Nor would calling up the two most recent cases about the limits of the powers of Oireachtas committees, Kerins and O’Brien, have affected the issue much either way. To begin with, these cases were not about compelling attendance or an answer to the committee’s question; but about the extent of Oireachtas immunity from matters such as privacy or defamation. A sideways point which might be recalled here is that although Kerins seems to have won, in her case, the court did go out of its way to emphasise that the Oireachtas’s immunity is no small matter.
At these bleak conclusions, the reader may throw up their hands and say: how public must “public” be? In considering this, one may usefully categorise the organisations or persons, which an Oireachtas committee might legitimately call to question, into three types.
Although Kerins seems to have won, in her case, the court did go out of its way to emphasise the Oireachtas’s immunity is no small matter
In the first place, there are classic government entities, such as departments or local authorities. In fact, these are caught, however unsatisfactorily, in the 2013 Act.
Second, there are large, even international, business organisations. The Act covers these, but only if the Oireachtas is contemplating making a law, in respect of their activities. The argument against bringing these further into the remit of the Oireachtas is that they are subject to the discipline of the market, augmented by fairly strong competition law. Going further into this would be a long story

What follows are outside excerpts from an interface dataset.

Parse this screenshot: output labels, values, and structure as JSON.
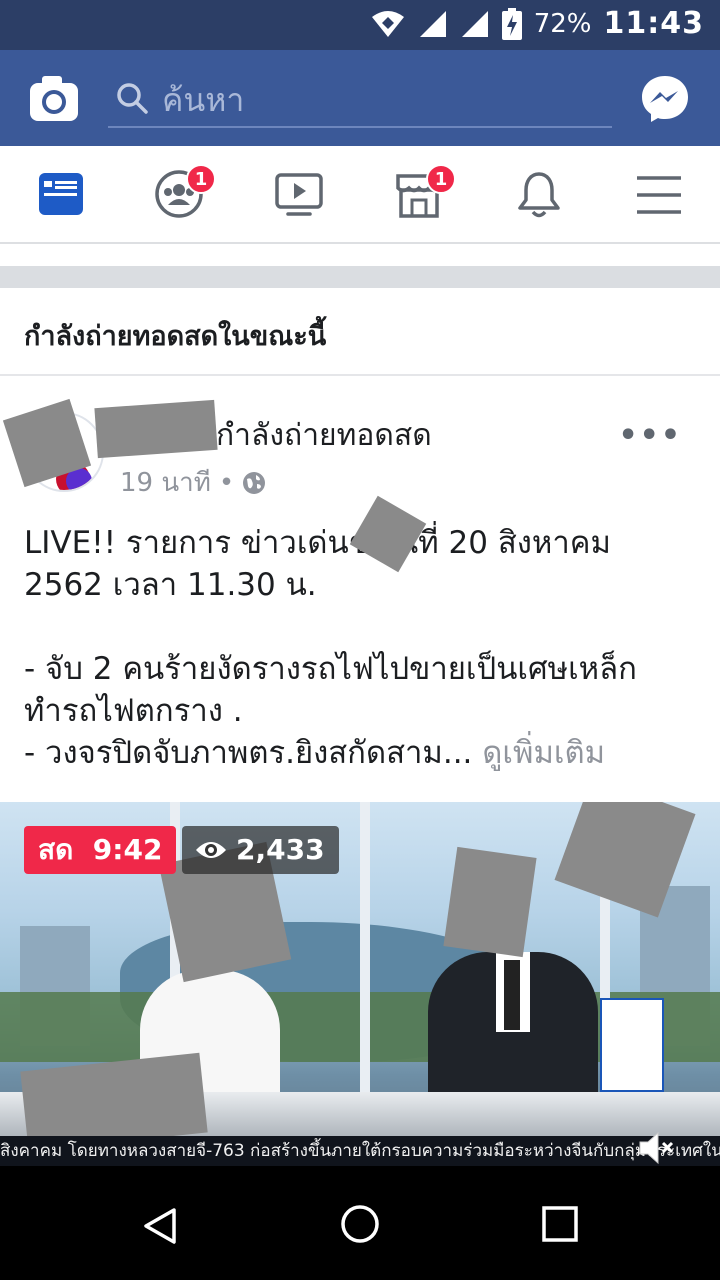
{
  "status_bar": {
    "battery": "72%",
    "time": "11:43",
    "icons": [
      "wifi-icon",
      "signal-icon",
      "signal-icon",
      "battery-charging-icon"
    ]
  },
  "header": {
    "search_placeholder": "ค้นหา",
    "icons": [
      "camera-icon",
      "search-icon",
      "messenger-icon"
    ],
    "brand_color": "#3b5998"
  },
  "nav": {
    "items": [
      {
        "icon": "news-feed-icon",
        "active": true
      },
      {
        "icon": "groups-icon",
        "badge": "1"
      },
      {
        "icon": "watch-icon"
      },
      {
        "icon": "marketplace-icon",
        "badge": "1"
      },
      {
        "icon": "notifications-icon"
      },
      {
        "icon": "menu-icon"
      }
    ]
  },
  "section": {
    "title": "กำลังถ่ายทอดสดในขณะนี้"
  },
  "post": {
    "status": "กำลังถ่ายทอดสด",
    "time_ago": "19 นาที",
    "privacy_icon": "globe-icon",
    "more": "•••",
    "text_lines": [
      "LIVE!! รายการ ข่าวเด่นช          วันที่ 20 สิงหาคม",
      "2562  เวลา 11.30 น.",
      "",
      "- จับ 2 คนร้ายงัดรางรถไฟไปขายเป็นเศษเหล็ก",
      "ทำรถไฟตกราง ."
    ],
    "last_line": "- วงจรปิดจับภาพตร.ยิงสกัดสาม...",
    "see_more": "ดูเพิ่มเติม"
  },
  "video": {
    "live_label": "สด",
    "live_time": "9:42",
    "views": "2,433",
    "ticker": "สิงคาคม โดยทางหลวงสายจี-763 ก่อสร้างขึ้นภายใต้กรอบความร่วมมือระหว่างจีนกับกลุ่มประเทศในยุโรปกลางและยุโรปตะวันออก",
    "live_color": "#f02849"
  }
}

Finally, there is the group of voluntary, often charitable or sporting bodies, of which the FAI is among the choicest fish. Traditionally, it has been regarded as inappropriate for these to be subject to State control or influence. Recent experience shows that this is no longer wise, if it ever was; and it would be well to add the FAI to the statutory list of public bodies. Quickly.
To conclude, if you are one of the people who voted against the 2011 constitutional amendment or who formed part of the court majority, in Abbeylara, I hope you will not have the effrontery to blame “the politicians” for what has happened.
David Gwynn Morgan is emeritus professor of law at UCC